“I don’t think rust had anything to do with it,” Israel manager Eric Holtz said. “Jeremy has been working hard throughout. The Pirates organization has been wonderful with him. And he’s been throwing live to batters two to three times a week. So I don’t think there was any rust. I think the ball just got away.”
On a night when Ryan Lavarnway homered twice for Israel and Ian Kinsler also went deep, South Korea overcame 2-0 and 4-2 deficits, and Israel rallied from down 5-4.
Bleich entered to start the 10th. Under international rules, extra innings start with runners on first and second, an even bigger distortion than the controversial major league runner on second pandemic rule used in 2020 and this season.
Jaegyun Hwang sacrificed, and Ji Hwan Oh popped out to Ty Kelly, who made an over-the-shoulder catch in short left field.
Bleich (0-1), whose big league career consisted of two games for Oakland in 2018, hit Kyoungmin Hur on the rear, then brushed the jersey of Euiji Yang with his next pitch.
Kinsler had taken a called third strike that ended the top of the 10th against former St. Louis, Toronto and Colorado reliever Seunghwan Oh (1-0), who struck out the side to give four South Korean pitchers 17 strikeouts.
Major League Baseball refuses to make 40-man roster players available and many teams refuse to let top eligible prospects play. Several players have said they hope the Olympics serves as a showcase that gets them signed for major league stretch runs.

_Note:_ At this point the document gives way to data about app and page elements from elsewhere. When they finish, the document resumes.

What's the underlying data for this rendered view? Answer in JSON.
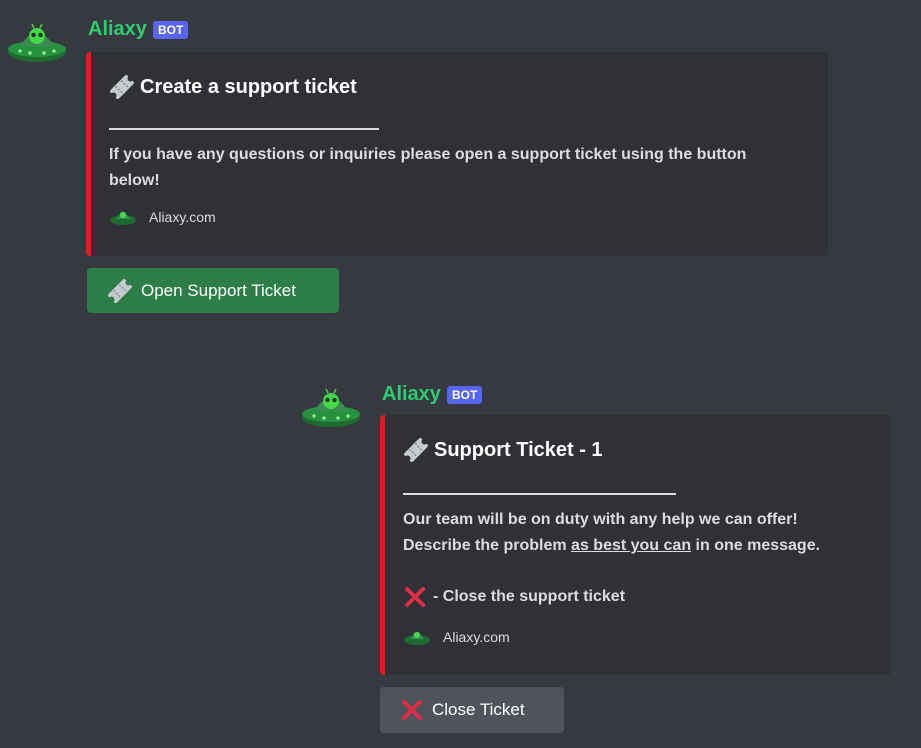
{
  "colors": {
    "background": "#36393f",
    "embed_bg": "#2f3136",
    "embed_accent": "#e01b24",
    "username": "#2ecc71",
    "bot_badge": "#5865f2",
    "open_button": "#2d7d46",
    "close_button": "#4f545c",
    "close_icon": "#dd2e44"
  },
  "messages": [
    {
      "author": "Aliaxy",
      "badge": "BOT",
      "avatar_icon": "ufo-alien-icon",
      "embed": {
        "title_icon": "ticket-icon",
        "title": "Create a support ticket",
        "description": "If you have any questions or inquiries please open a support ticket using the button below!",
        "footer_icon": "ufo-icon",
        "footer": "Aliaxy.com"
      },
      "button": {
        "icon": "ticket-icon",
        "label": "Open Support Ticket"
      }
    },
    {
      "author": "Aliaxy",
      "badge": "BOT",
      "avatar_icon": "ufo-alien-icon",
      "embed": {
        "title_icon": "ticket-icon",
        "title": "Support Ticket - 1",
        "description_line1": "Our team will be on duty with any help we can offer!",
        "description_line2_pre": "Describe the problem ",
        "description_line2_underlined": "as best you can",
        "description_line2_post": " in one message.",
        "close_icon": "cross-mark-icon",
        "close_text": "- Close the support ticket",
        "footer_icon": "ufo-icon",
        "footer": "Aliaxy.com"
      },
      "button": {
        "icon": "cross-mark-icon",
        "label": "Close Ticket"
      }
    }
  ]
}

Japan, which opened Group A with a win over the Dominican Republic, does have most of its top players after the Central and Pacific Leagues stopped their seasons.
The United States opens Group B on Friday against Israel (0-1) and plays South Korea (1-0) on Sunday.
“For me the opportunity to represent Israel connects me with my Jewish identity,” Lavarnway said. “That’s something everyone on this team has in common. We’re all Jewish. And that’s how we qualified for citizenship, since we didn’t grow up there. But it’s extremely meaningful to me, and I feel like we’re representing both Israel and Jewish people around the world.”
Kinsler’s two-run homer in the third off Taein Won and Lavarnway’s two-run drive in the sixth on a slider from Wonjoon Choi built a 4-2 Israel lead.
Ji Hwan Oh tied the score 2-all with a two-run homer off Jake Fishman in the fourth, and June Hoo Lee and Hyunsoo Kim hit consecutive home runs in the seventh that tied the score against Zack Weiss, a 29-year-old right-hander whose big league career lasted four batters for Cincinnati on April 12, 2018.
Ji Hwan Oh’s RBI double, his third hit of the game, put South Korea ahead 5-4 in the three-run seventh, but Lavarnway homered off Oh (1-0) in the ninth on a fastball nearly shoulder high. Lavarnway was 3 for 11 for Cleveland in June while Austin Hedges was on the concussion injured list.
Israel starter Jon Moscot left after nine pitches due to an elbow injury, giving up a leadoff single to Hae Min Park and walking off the mound after a 2-2 pitch to Lee. The 29-year-old right-hander made eight appearances with Cincinnati in 2015-16 before Tommy John surgery.
“I don’t know that there could have been a bigger game-changer when you’ve sat for months planning a pitching rotation, what guys are going to be up against what teams, and arguably one of our best guys goes down in the first inning without recording an out,” Holtz said. “Plan B was all hands on deck.”
Moscot was replaced by Fishman, the first of five relievers. The 26-year-old left-hander, taken by Miami from Toronto in the Triple-A phase of last year’s winter meeting draft, caused difficulty for a mostly left-handed South Korean batting order.
Holtz remained upbeat. The team’s goal, he said, was to “try to make the world understand that Israel belongs here.”
“This is not a fluke,” he said. “Israel can play baseball.”